-- Opening Marker --

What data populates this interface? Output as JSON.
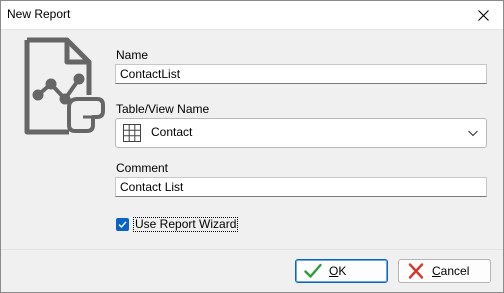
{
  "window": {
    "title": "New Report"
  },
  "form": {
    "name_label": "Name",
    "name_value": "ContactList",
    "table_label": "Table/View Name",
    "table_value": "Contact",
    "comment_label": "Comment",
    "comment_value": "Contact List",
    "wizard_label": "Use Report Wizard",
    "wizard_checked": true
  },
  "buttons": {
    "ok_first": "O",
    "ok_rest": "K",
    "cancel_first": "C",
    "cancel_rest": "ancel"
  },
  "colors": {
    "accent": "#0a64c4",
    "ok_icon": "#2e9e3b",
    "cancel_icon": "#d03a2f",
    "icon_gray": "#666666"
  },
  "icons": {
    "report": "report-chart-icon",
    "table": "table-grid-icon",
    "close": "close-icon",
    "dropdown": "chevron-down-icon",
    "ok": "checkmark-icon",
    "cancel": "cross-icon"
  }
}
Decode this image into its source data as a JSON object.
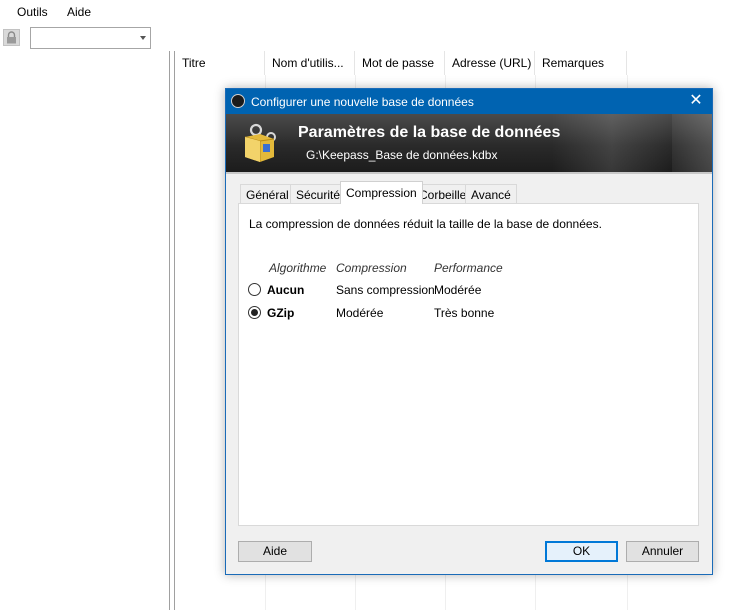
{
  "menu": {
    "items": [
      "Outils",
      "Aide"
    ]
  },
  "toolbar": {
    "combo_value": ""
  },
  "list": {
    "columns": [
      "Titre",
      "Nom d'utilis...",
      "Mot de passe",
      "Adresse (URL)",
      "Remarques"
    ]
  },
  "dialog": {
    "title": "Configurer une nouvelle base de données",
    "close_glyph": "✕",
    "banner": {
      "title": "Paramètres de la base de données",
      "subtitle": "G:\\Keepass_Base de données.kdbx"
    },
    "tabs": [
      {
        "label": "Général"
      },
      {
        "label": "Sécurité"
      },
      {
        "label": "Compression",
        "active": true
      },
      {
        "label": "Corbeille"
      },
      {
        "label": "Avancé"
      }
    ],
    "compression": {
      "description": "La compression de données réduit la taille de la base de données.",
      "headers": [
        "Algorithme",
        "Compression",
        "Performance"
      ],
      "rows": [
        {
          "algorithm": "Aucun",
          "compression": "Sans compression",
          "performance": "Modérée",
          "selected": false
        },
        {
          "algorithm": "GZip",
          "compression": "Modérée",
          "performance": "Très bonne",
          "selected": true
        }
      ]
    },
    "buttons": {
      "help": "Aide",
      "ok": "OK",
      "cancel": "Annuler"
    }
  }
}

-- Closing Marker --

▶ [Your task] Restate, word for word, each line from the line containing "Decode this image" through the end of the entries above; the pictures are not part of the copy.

▶ [Solved problem]
Decode this image into its source data as a JSON object.
{
  "menu": {
    "items": [
      "Outils",
      "Aide"
    ]
  },
  "toolbar": {
    "combo_value": ""
  },
  "list": {
    "columns": [
      "Titre",
      "Nom d'utilis...",
      "Mot de passe",
      "Adresse (URL)",
      "Remarques"
    ]
  },
  "dialog": {
    "title": "Configurer une nouvelle base de données",
    "close_glyph": "✕",
    "banner": {
      "title": "Paramètres de la base de données",
      "subtitle": "G:\\Keepass_Base de données.kdbx"
    },
    "tabs": [
      {
        "label": "Général"
      },
      {
        "label": "Sécurité"
      },
      {
        "label": "Compression",
        "active": true
      },
      {
        "label": "Corbeille"
      },
      {
        "label": "Avancé"
      }
    ],
    "compression": {
      "description": "La compression de données réduit la taille de la base de données.",
      "headers": [
        "Algorithme",
        "Compression",
        "Performance"
      ],
      "rows": [
        {
          "algorithm": "Aucun",
          "compression": "Sans compression",
          "performance": "Modérée",
          "selected": false
        },
        {
          "algorithm": "GZip",
          "compression": "Modérée",
          "performance": "Très bonne",
          "selected": true
        }
      ]
    },
    "buttons": {
      "help": "Aide",
      "ok": "OK",
      "cancel": "Annuler"
    }
  }
}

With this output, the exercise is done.